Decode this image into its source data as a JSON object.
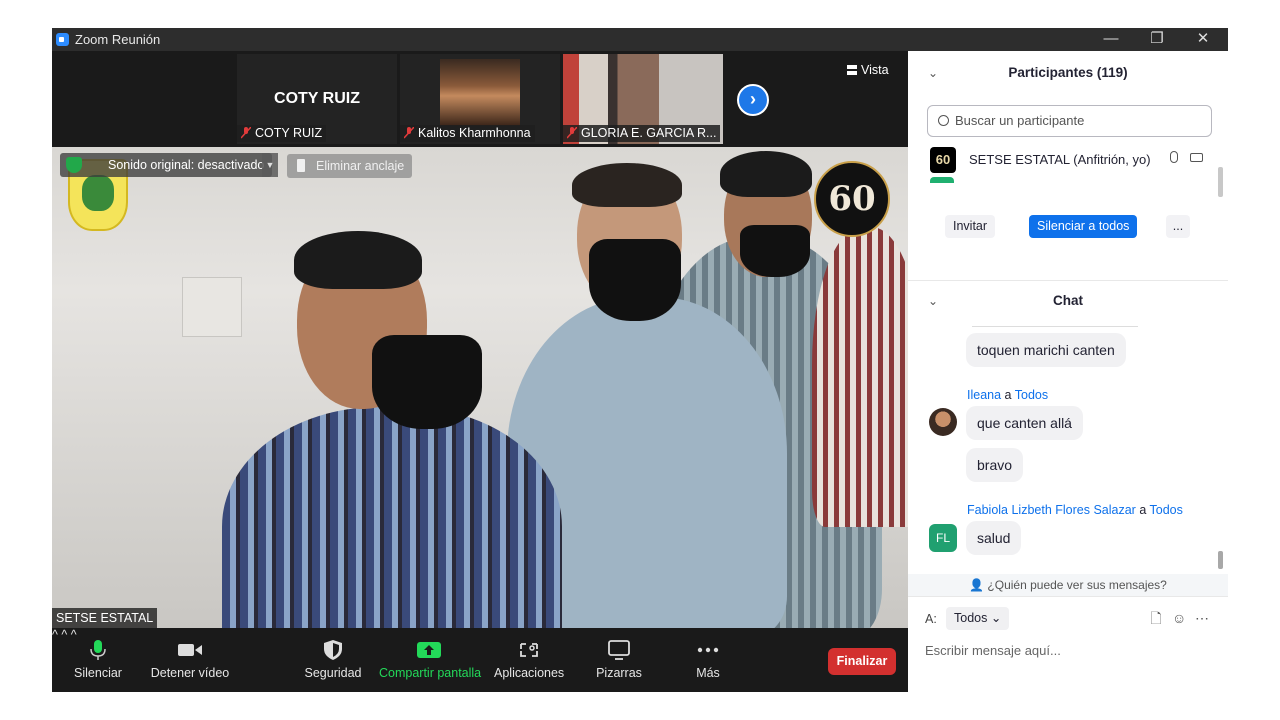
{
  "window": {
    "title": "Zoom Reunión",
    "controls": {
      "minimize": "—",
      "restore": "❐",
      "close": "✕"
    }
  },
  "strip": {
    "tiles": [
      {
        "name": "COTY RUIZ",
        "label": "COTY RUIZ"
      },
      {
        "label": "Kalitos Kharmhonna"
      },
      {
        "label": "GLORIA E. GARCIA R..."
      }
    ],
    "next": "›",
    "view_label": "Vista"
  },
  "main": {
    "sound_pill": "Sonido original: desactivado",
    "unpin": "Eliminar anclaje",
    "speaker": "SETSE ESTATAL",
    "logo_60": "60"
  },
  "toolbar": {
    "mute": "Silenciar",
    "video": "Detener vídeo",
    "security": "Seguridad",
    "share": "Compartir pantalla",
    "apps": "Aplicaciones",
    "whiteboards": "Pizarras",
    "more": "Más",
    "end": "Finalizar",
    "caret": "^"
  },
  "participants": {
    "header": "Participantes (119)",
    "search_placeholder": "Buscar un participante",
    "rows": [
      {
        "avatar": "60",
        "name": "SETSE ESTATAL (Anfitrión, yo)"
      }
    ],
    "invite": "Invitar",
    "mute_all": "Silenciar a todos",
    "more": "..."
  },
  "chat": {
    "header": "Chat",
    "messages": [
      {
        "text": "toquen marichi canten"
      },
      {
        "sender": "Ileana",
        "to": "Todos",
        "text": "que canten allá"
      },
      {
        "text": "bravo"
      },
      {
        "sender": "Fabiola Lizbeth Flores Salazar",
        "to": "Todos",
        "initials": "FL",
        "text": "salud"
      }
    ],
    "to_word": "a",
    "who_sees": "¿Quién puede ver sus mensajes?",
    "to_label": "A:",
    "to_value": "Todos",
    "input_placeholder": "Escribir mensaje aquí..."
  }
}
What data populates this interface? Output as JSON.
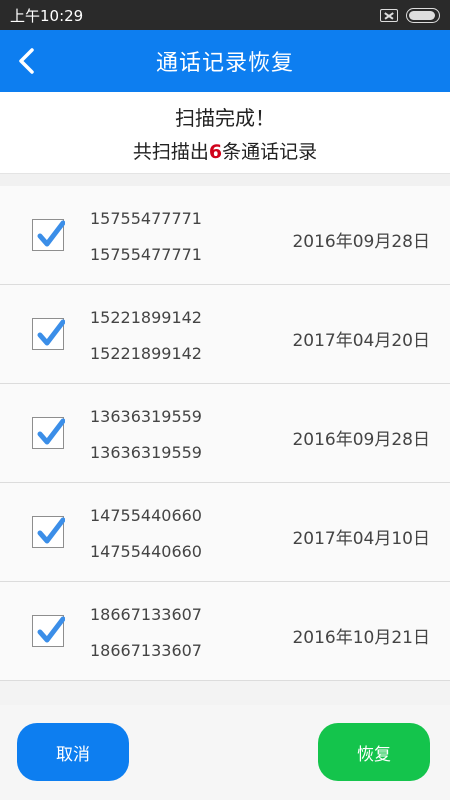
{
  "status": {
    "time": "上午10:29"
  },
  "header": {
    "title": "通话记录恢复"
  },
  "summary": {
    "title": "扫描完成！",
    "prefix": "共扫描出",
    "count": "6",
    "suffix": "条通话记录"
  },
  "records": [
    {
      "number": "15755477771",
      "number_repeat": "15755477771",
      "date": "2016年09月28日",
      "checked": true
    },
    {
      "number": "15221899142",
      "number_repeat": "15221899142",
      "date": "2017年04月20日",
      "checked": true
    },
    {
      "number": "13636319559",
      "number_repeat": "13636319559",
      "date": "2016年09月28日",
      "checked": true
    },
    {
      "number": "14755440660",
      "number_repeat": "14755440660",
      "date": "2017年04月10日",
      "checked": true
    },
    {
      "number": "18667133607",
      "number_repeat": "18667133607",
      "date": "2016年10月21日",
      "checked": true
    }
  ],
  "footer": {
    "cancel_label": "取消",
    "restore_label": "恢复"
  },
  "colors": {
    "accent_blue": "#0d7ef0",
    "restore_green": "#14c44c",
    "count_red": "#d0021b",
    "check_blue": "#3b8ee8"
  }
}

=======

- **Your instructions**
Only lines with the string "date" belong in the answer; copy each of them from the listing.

- **Output of the task**
      "date": "2016年09月28日",
      "date": "2017年04月20日",
      "date": "2016年09月28日",
      "date": "2017年04月10日",
      "date": "2016年10月21日",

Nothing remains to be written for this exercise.